§ TASK BRIEF: Would you write out the entries again, exactly as they are, but without images?

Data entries

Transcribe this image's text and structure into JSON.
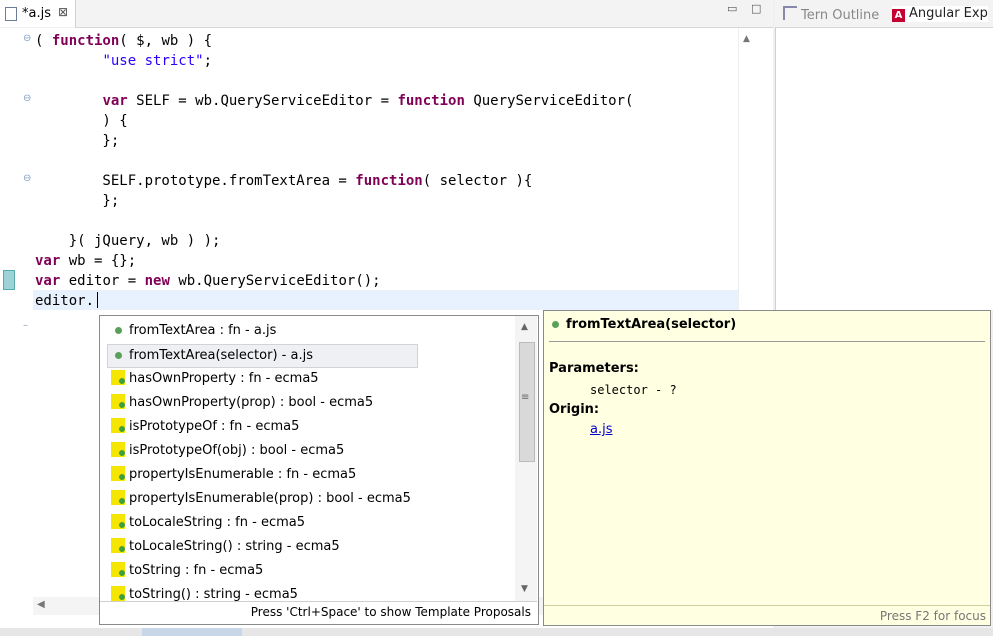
{
  "editor": {
    "tab_label": "*a.js",
    "tab_close": "⊠",
    "code_lines": [
      "( function( $, wb ) {",
      "        \"use strict\";",
      "",
      "        var SELF = wb.QueryServiceEditor = function QueryServiceEditor(",
      "        ) {",
      "        };",
      "",
      "        SELF.prototype.fromTextArea = function( selector ){",
      "        };",
      "",
      "    }( jQuery, wb ) );",
      "var wb = {};",
      "var editor = new wb.QueryServiceEditor();",
      "editor."
    ]
  },
  "views": {
    "tern_outline": "Tern Outline",
    "angular_explorer": "Angular Exp"
  },
  "proposals": {
    "items": [
      {
        "label": "fromTextArea : fn - a.js",
        "icon": "field-dot"
      },
      {
        "label": "fromTextArea(selector) - a.js",
        "icon": "field-dot"
      },
      {
        "label": "hasOwnProperty : fn - ecma5",
        "icon": "function-icon"
      },
      {
        "label": "hasOwnProperty(prop) : bool - ecma5",
        "icon": "function-icon"
      },
      {
        "label": "isPrototypeOf : fn - ecma5",
        "icon": "function-icon"
      },
      {
        "label": "isPrototypeOf(obj) : bool - ecma5",
        "icon": "function-icon"
      },
      {
        "label": "propertyIsEnumerable : fn - ecma5",
        "icon": "function-icon"
      },
      {
        "label": "propertyIsEnumerable(prop) : bool - ecma5",
        "icon": "function-icon"
      },
      {
        "label": "toLocaleString : fn - ecma5",
        "icon": "function-icon"
      },
      {
        "label": "toLocaleString() : string - ecma5",
        "icon": "function-icon"
      },
      {
        "label": "toString : fn - ecma5",
        "icon": "function-icon"
      },
      {
        "label": "toString() : string - ecma5",
        "icon": "function-icon"
      }
    ],
    "selected_index": 1,
    "footer": "Press 'Ctrl+Space' to show Template Proposals"
  },
  "info": {
    "title": "fromTextArea(selector)",
    "params_heading": "Parameters:",
    "param": "selector - ?",
    "origin_heading": "Origin:",
    "origin_link": "a.js",
    "footer": "Press F2 for focus"
  }
}
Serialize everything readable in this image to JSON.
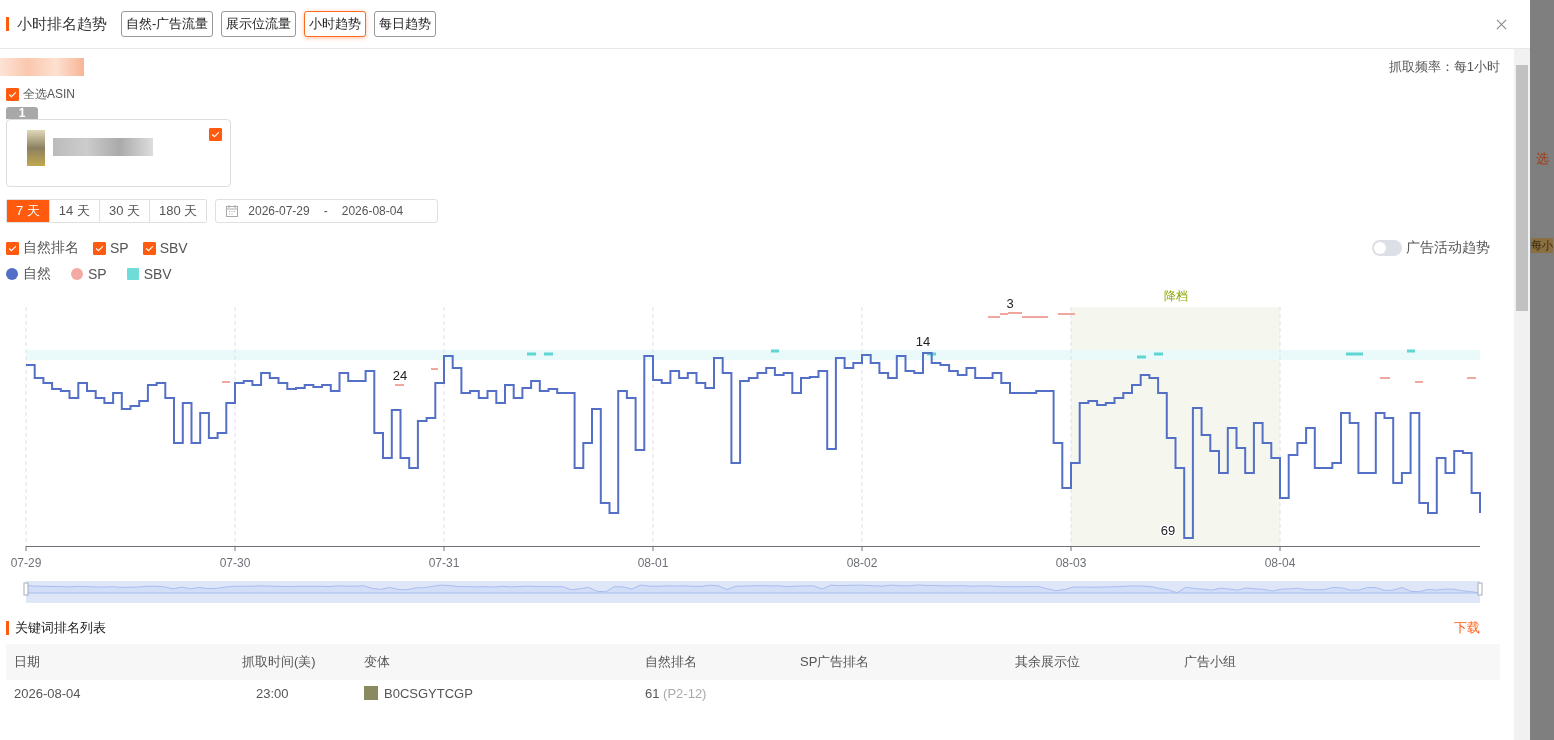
{
  "header": {
    "title": "小时排名趋势",
    "tabs": [
      {
        "label": "自然-广告流量",
        "selected": false
      },
      {
        "label": "展示位流量",
        "selected": false
      },
      {
        "label": "小时趋势",
        "selected": true
      },
      {
        "label": "每日趋势",
        "selected": false
      }
    ]
  },
  "crawl_frequency": "抓取频率：每1小时",
  "select_all": {
    "label": "全选ASIN",
    "checked": true
  },
  "asin_card": {
    "index": "1",
    "checked": true
  },
  "ranges": [
    {
      "label": "7 天",
      "selected": true
    },
    {
      "label": "14 天",
      "selected": false
    },
    {
      "label": "30 天",
      "selected": false
    },
    {
      "label": "180 天",
      "selected": false
    }
  ],
  "date_range": {
    "start": "2026-07-29",
    "separator": "-",
    "end": "2026-08-04"
  },
  "series_toggles": [
    {
      "label": "自然排名",
      "checked": true
    },
    {
      "label": "SP",
      "checked": true
    },
    {
      "label": "SBV",
      "checked": true
    }
  ],
  "ad_trend_switch": {
    "label": "广告活动趋势",
    "on": false
  },
  "legend": [
    {
      "label": "自然",
      "kind": "circle",
      "color": "#5470c6"
    },
    {
      "label": "SP",
      "kind": "circle",
      "color": "#f4aaa2"
    },
    {
      "label": "SBV",
      "kind": "square",
      "color": "#6fdcd8"
    }
  ],
  "chart": {
    "x_labels": [
      "07-29",
      "07-30",
      "07-31",
      "08-01",
      "08-02",
      "08-03",
      "08-04"
    ],
    "band_label": "降档",
    "point_labels": [
      "24",
      "14",
      "3",
      "69"
    ]
  },
  "keyword_table": {
    "title": "关键词排名列表",
    "download": "下载",
    "columns": [
      "日期",
      "抓取时间(美)",
      "变体",
      "自然排名",
      "SP广告排名",
      "其余展示位",
      "广告小组"
    ],
    "rows": [
      {
        "date": "2026-08-04",
        "time": "23:00",
        "variant": "B0CSGYTCGP",
        "organic_rank": "61",
        "organic_detail": "(P2-12)"
      }
    ]
  },
  "zoom_slider": {
    "level": 1
  },
  "backdrop": {
    "texts": [
      "选",
      "每小"
    ]
  }
}
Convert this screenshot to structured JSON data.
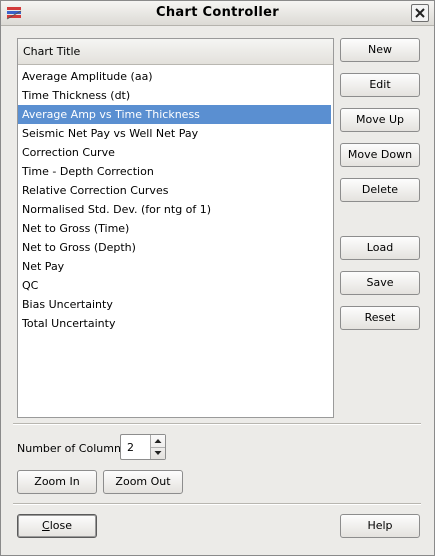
{
  "window": {
    "title": "Chart Controller"
  },
  "list": {
    "header": "Chart Title",
    "items": [
      "Average Amplitude (aa)",
      "Time Thickness (dt)",
      "Average Amp vs Time Thickness",
      "Seismic Net Pay vs Well Net Pay",
      "Correction Curve",
      "Time - Depth Correction",
      "Relative Correction Curves",
      "Normalised Std. Dev. (for ntg of 1)",
      "Net to Gross (Time)",
      "Net to Gross (Depth)",
      "Net Pay",
      "QC",
      "Bias Uncertainty",
      "Total Uncertainty"
    ],
    "selected_item": "Average Amp vs Time Thickness"
  },
  "side_buttons": {
    "new": "New",
    "edit": "Edit",
    "move_up": "Move Up",
    "move_down": "Move Down",
    "delete": "Delete",
    "load": "Load",
    "save": "Save",
    "reset": "Reset"
  },
  "columns": {
    "label": "Number of Columns",
    "value": "2"
  },
  "zoom": {
    "zoom_in": "Zoom In",
    "zoom_out": "Zoom Out"
  },
  "footer": {
    "close_first_letter": "C",
    "close_rest": "lose",
    "help": "Help"
  },
  "colors": {
    "selection": "#5a8fd1",
    "background": "#ecebe8"
  }
}
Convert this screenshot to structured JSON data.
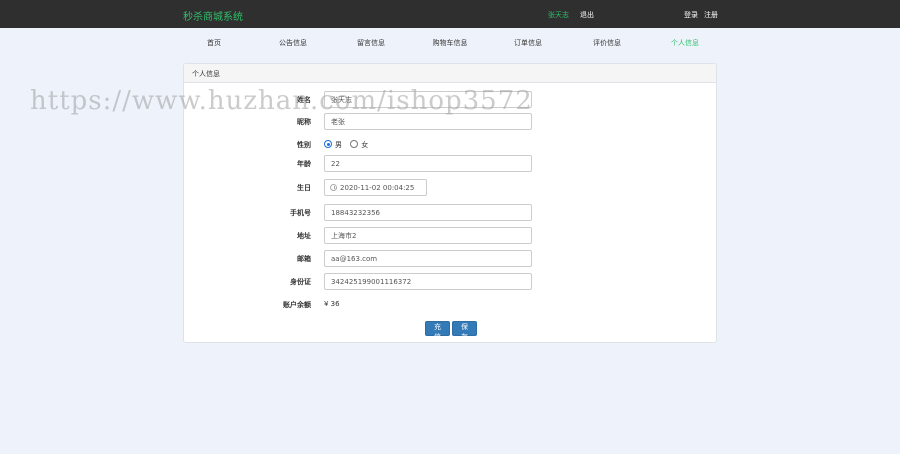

§ TASK SOLUTION:
Transcribe this image's text and structure into JSON.
{
  "editor": {
    "tab_label": "*a.js",
    "tab_close": "⊠",
    "code_lines": [
      "( function( $, wb ) {",
      "        \"use strict\";",
      "",
      "        var SELF = wb.QueryServiceEditor = function QueryServiceEditor(",
      "        ) {",
      "        };",
      "",
      "        SELF.prototype.fromTextArea = function( selector ){",
      "        };",
      "",
      "    }( jQuery, wb ) );",
      "var wb = {};",
      "var editor = new wb.QueryServiceEditor();",
      "editor."
    ]
  },
  "views": {
    "tern_outline": "Tern Outline",
    "angular_explorer": "Angular Exp"
  },
  "proposals": {
    "items": [
      {
        "label": "fromTextArea : fn - a.js",
        "icon": "field-dot"
      },
      {
        "label": "fromTextArea(selector) - a.js",
        "icon": "field-dot"
      },
      {
        "label": "hasOwnProperty : fn - ecma5",
        "icon": "function-icon"
      },
      {
        "label": "hasOwnProperty(prop) : bool - ecma5",
        "icon": "function-icon"
      },
      {
        "label": "isPrototypeOf : fn - ecma5",
        "icon": "function-icon"
      },
      {
        "label": "isPrototypeOf(obj) : bool - ecma5",
        "icon": "function-icon"
      },
      {
        "label": "propertyIsEnumerable : fn - ecma5",
        "icon": "function-icon"
      },
      {
        "label": "propertyIsEnumerable(prop) : bool - ecma5",
        "icon": "function-icon"
      },
      {
        "label": "toLocaleString : fn - ecma5",
        "icon": "function-icon"
      },
      {
        "label": "toLocaleString() : string - ecma5",
        "icon": "function-icon"
      },
      {
        "label": "toString : fn - ecma5",
        "icon": "function-icon"
      },
      {
        "label": "toString() : string - ecma5",
        "icon": "function-icon"
      }
    ],
    "selected_index": 1,
    "footer": "Press 'Ctrl+Space' to show Template Proposals"
  },
  "info": {
    "title": "fromTextArea(selector)",
    "params_heading": "Parameters:",
    "param": "selector - ?",
    "origin_heading": "Origin:",
    "origin_link": "a.js",
    "footer": "Press F2 for focus"
  }
}
Serialize everything readable in this image to JSON.
{
  "header": {
    "title": "小时排名趋势",
    "tabs": [
      {
        "label": "自然-广告流量",
        "selected": false
      },
      {
        "label": "展示位流量",
        "selected": false
      },
      {
        "label": "小时趋势",
        "selected": true
      },
      {
        "label": "每日趋势",
        "selected": false
      }
    ]
  },
  "crawl_frequency": "抓取频率：每1小时",
  "select_all": {
    "label": "全选ASIN",
    "checked": true
  },
  "asin_card": {
    "index": "1",
    "checked": true
  },
  "ranges": [
    {
      "label": "7 天",
      "selected": true
    },
    {
      "label": "14 天",
      "selected": false
    },
    {
      "label": "30 天",
      "selected": false
    },
    {
      "label": "180 天",
      "selected": false
    }
  ],
  "date_range": {
    "start": "2026-07-29",
    "separator": "-",
    "end": "2026-08-04"
  },
  "series_toggles": [
    {
      "label": "自然排名",
      "checked": true
    },
    {
      "label": "SP",
      "checked": true
    },
    {
      "label": "SBV",
      "checked": true
    }
  ],
  "ad_trend_switch": {
    "label": "广告活动趋势",
    "on": false
  },
  "legend": [
    {
      "label": "自然",
      "kind": "circle",
      "color": "#5470c6"
    },
    {
      "label": "SP",
      "kind": "circle",
      "color": "#f4aaa2"
    },
    {
      "label": "SBV",
      "kind": "square",
      "color": "#6fdcd8"
    }
  ],
  "chart": {
    "x_labels": [
      "07-29",
      "07-30",
      "07-31",
      "08-01",
      "08-02",
      "08-03",
      "08-04"
    ],
    "band_label": "降档",
    "point_labels": [
      "24",
      "14",
      "3",
      "69"
    ]
  },
  "keyword_table": {
    "title": "关键词排名列表",
    "download": "下载",
    "columns": [
      "日期",
      "抓取时间(美)",
      "变体",
      "自然排名",
      "SP广告排名",
      "其余展示位",
      "广告小组"
    ],
    "rows": [
      {
        "date": "2026-08-04",
        "time": "23:00",
        "variant": "B0CSGYTCGP",
        "organic_rank": "61",
        "organic_detail": "(P2-12)"
      }
    ]
  },
  "zoom_slider": {
    "level": 1
  },
  "backdrop": {
    "texts": [
      "选",
      "每小"
    ]
  }
}
Convert this screenshot to structured JSON data.
{
  "window": {
    "title": "Chart Controller"
  },
  "list": {
    "header": "Chart Title",
    "items": [
      "Average Amplitude (aa)",
      "Time Thickness (dt)",
      "Average Amp vs Time Thickness",
      "Seismic Net Pay vs Well Net Pay",
      "Correction Curve",
      "Time - Depth Correction",
      "Relative Correction Curves",
      "Normalised Std. Dev. (for ntg of 1)",
      "Net to Gross (Time)",
      "Net to Gross (Depth)",
      "Net Pay",
      "QC",
      "Bias Uncertainty",
      "Total Uncertainty"
    ],
    "selected_item": "Average Amp vs Time Thickness"
  },
  "side_buttons": {
    "new": "New",
    "edit": "Edit",
    "move_up": "Move Up",
    "move_down": "Move Down",
    "delete": "Delete",
    "load": "Load",
    "save": "Save",
    "reset": "Reset"
  },
  "columns": {
    "label": "Number of Columns",
    "value": "2"
  },
  "zoom": {
    "zoom_in": "Zoom In",
    "zoom_out": "Zoom Out"
  },
  "footer": {
    "close_first_letter": "C",
    "close_rest": "lose",
    "help": "Help"
  },
  "colors": {
    "selection": "#5a8fd1",
    "background": "#ecebe8"
  }
}
Convert this screenshot to structured JSON data.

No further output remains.